Booth Id:

Energy: Sustainable Materials and Design


Finalist Names:
Dietz, Nathaniel (School: Chatfield High School)

A big problem is climate change. The U.S. uses more than 187.8 trillion pounds of non-renewable natural gas. The U.S. discards renewable products every year including 222.5 billion pounds of paper, 8.39 billion pounds of orange peels, and 35 billion pounds of coffee grounds. Unfortunately, these resources are hard to collect, transport, and store. Through shredding, soaking, and pressure, some resources can be transformed to biomass briquettes. Knowing this, I collected seven renewable resources from household waste and agricultural byproducts. After collection, the materials were shredded and dried. In some cases, briquettes were made from 100% of a material but every material was also combined with soaked paper and compressed in a homemade briquette press.

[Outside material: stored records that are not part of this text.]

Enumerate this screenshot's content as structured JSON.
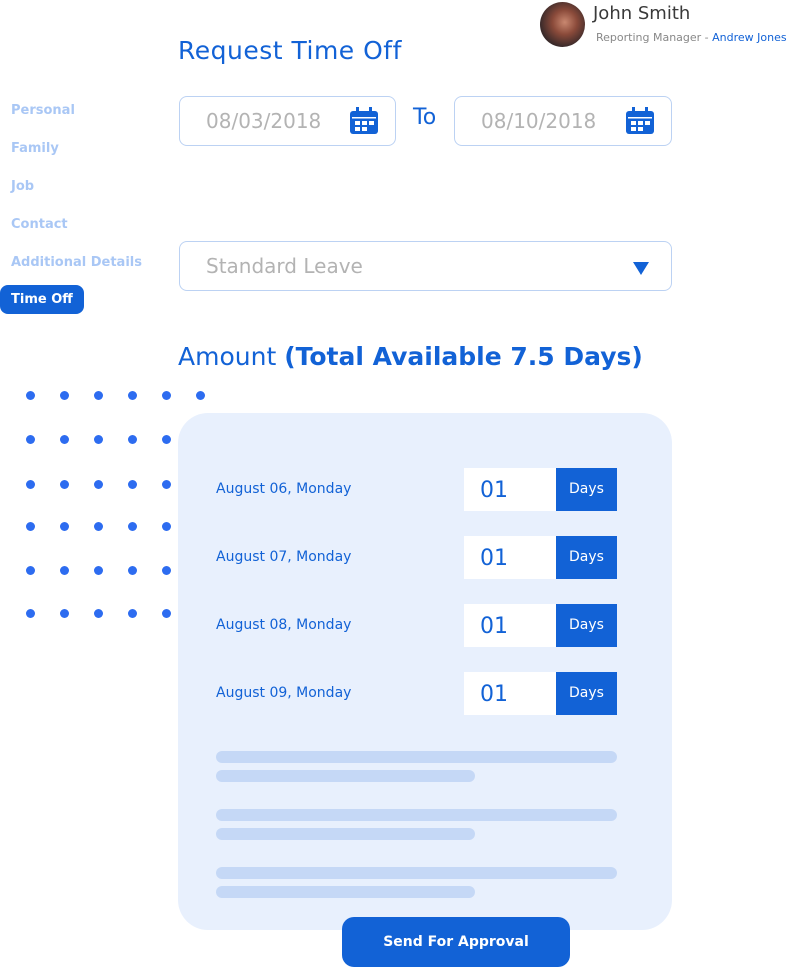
{
  "header": {
    "user_name": "John Smith",
    "role_label": "Reporting Manager - ",
    "manager_name": "Andrew Jones"
  },
  "page_title": "Request Time Off",
  "sidebar": {
    "items": [
      {
        "label": "Personal"
      },
      {
        "label": "Family"
      },
      {
        "label": "Job"
      },
      {
        "label": "Contact"
      },
      {
        "label": "Additional Details"
      },
      {
        "label": "Time Off",
        "active": true
      }
    ]
  },
  "dates": {
    "from": "08/03/2018",
    "to_label": "To",
    "to": "08/10/2018"
  },
  "leave_type": {
    "selected": "Standard Leave"
  },
  "amount": {
    "label": "Amount",
    "available": "(Total Available 7.5 Days)"
  },
  "rows": [
    {
      "date": "August 06, Monday",
      "value": "01",
      "unit": "Days"
    },
    {
      "date": "August 07, Monday",
      "value": "01",
      "unit": "Days"
    },
    {
      "date": "August 08, Monday",
      "value": "01",
      "unit": "Days"
    },
    {
      "date": "August 09, Monday",
      "value": "01",
      "unit": "Days"
    }
  ],
  "submit_label": "Send For Approval",
  "colors": {
    "accent": "#1262d6",
    "card": "#e8f0fd",
    "nav_inactive": "#a9c7f5"
  }
}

The briquettes were removed from the press and dried. Densities of the starting material were calculated as well as the densities after briquette formation. Pure resource briquettes rarely worked, but combination of any resource with paper produced a useful briquette. The densities of the dry resources ranged from 0.04 g/cm3 (leaf litter; n=3) to 0.53 g/cm3 (coffee grounds; n=3). After formation of briquettes, the least dense resources gained in density by eight times and the density ranged from 0.32 (soybean fodder; n=11) to 0.55 (orange peel waste; n=12). Calories were determined using a calorimeter. The briquettes energy output ranged from 2505 calories/g (saw dust; n=3) to 2914 calories/g (paper; n=3). In conclusion, using simple household resources and equipment I created an energy dense, reusable, green and stable heat source.